Essentially all of the obstacles in the course get thrown into this section, which goes by really fast since most of it is downhill. After reaching the top of the hill, you shoot down a dirt road and through a bumpy grass trail to a set of stairs that run up a sharp hill. After a quick dismount and run, you descend down a grass trail, onto a quick strip of road, and then down another fast grass descent into an off camber up hill turn that drops you into a set of barriers. After remounting and riding through a series of 180′s you reach a short sand pit whose day job is working as a beach volleyball court. The stairs are wide and easy to find traction regardless the weather, but the lead up trail to them is uncomfortably bumpy and hard to find a fast line. The off-camber turn at the bottom of the hill will be tricky since in cold/dry weather it will be easy to over-cook it, and in wet weather it will be easy to lose control. Look for this spot to be a hot spot for traffic jams in the first lap of each race. The subsequent turns are not hard but there is not any room for passing so once you are in the gates your position is locked until you come out of the sand pit. After testing multiple lines through the sand pit, promoters eventually settled on 90 degree entry and 90 degree exit in hopes of spicing things up. The sand remains ridable but it is deep, and the slow rate of entry may make this a running section if things get soggy.

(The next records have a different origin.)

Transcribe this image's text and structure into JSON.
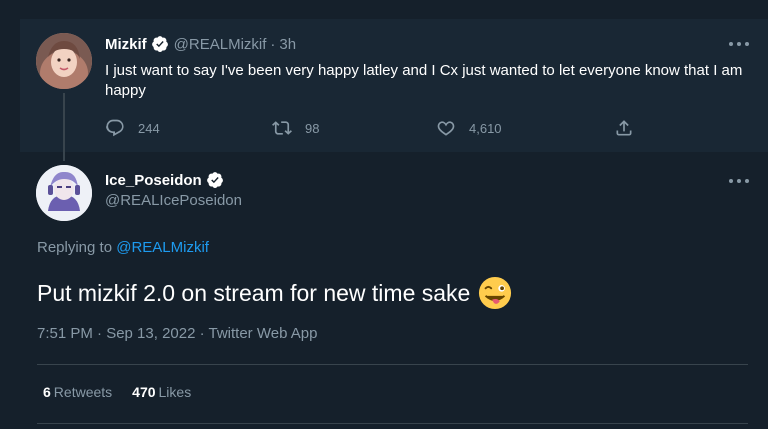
{
  "parent_tweet": {
    "display_name": "Mizkif",
    "handle": "@REALMizkif",
    "separator": "·",
    "time": "3h",
    "text": "I just want to say I've been very happy latley and I Cx just wanted to let everyone know that I am happy",
    "replies": "244",
    "retweets": "98",
    "likes": "4,610",
    "icons": [
      "verified-badge-icon",
      "reply-icon",
      "retweet-icon",
      "like-icon",
      "share-icon",
      "more-icon"
    ]
  },
  "main_tweet": {
    "display_name": "Ice_Poseidon",
    "handle": "@REALIcePoseidon",
    "replying_prefix": "Replying to",
    "replying_to": "@REALMizkif",
    "text": "Put mizkif 2.0 on stream for new time sake",
    "emoji": "winking-face-with-tongue",
    "timestamp": "7:51 PM · Sep 13, 2022 · Twitter Web App",
    "retweet_count": "6",
    "retweet_label": "Retweets",
    "like_count": "470",
    "like_label": "Likes"
  },
  "colors": {
    "background": "#15202b",
    "card": "#192734",
    "secondary_text": "#8899a6",
    "link": "#1d9bf0",
    "divider": "#38444d",
    "verified": "#ffffff"
  }
}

Section 3: Sand Pit to Finish:
From the end of the sand pit, you roll through a bumpy grass trail which leads into a wide grassy uphill trail that ends in a short kicker. Once over the top of the hill you cross a road into another grass pathway, which is fast, but deceivingly harder than it looks if you are pushing the pace. This section will not likely cause issues regardless of weather so riders will only need to stay off the brakes before crossing the road again into a short windy grass trail section which runs back to the road that runs back to the start finish. This final section of the course may get tricky in snow and muddy conditions but given the wide open nature of the paths it is mostly going to be useful for passing riders than being a selection point or area to make up time. In extreme conditions the kicker at the end of the hill could get messy but I cannot see the pro’s having to run it unless the grass turned into a few inches of mud.
It is a long, grassy course, which, if wet, will suck the power out of most rider’s legs in dry or wet conditions. At first blush, the advantage goes to road riders but the current weather patterns could drop a mean wet surprise that would benefit the Tim Johnsons and Ryan Trebon types. Riders looking for an extreme technical challenge may be disappointed unless there is a snowfall or big downpour at the time of racing. What the venue lacks in technical challenges will be made up by the spectator friendly aspects of the course. From the top of the hill a spectator will be able to view almost the entire race from one spot. With a little hustle a spectator can see all the key action of the lead group by traversing between the first climb and the stairs.
1/3/2012: NEW COURSE Photos by Brian Nelson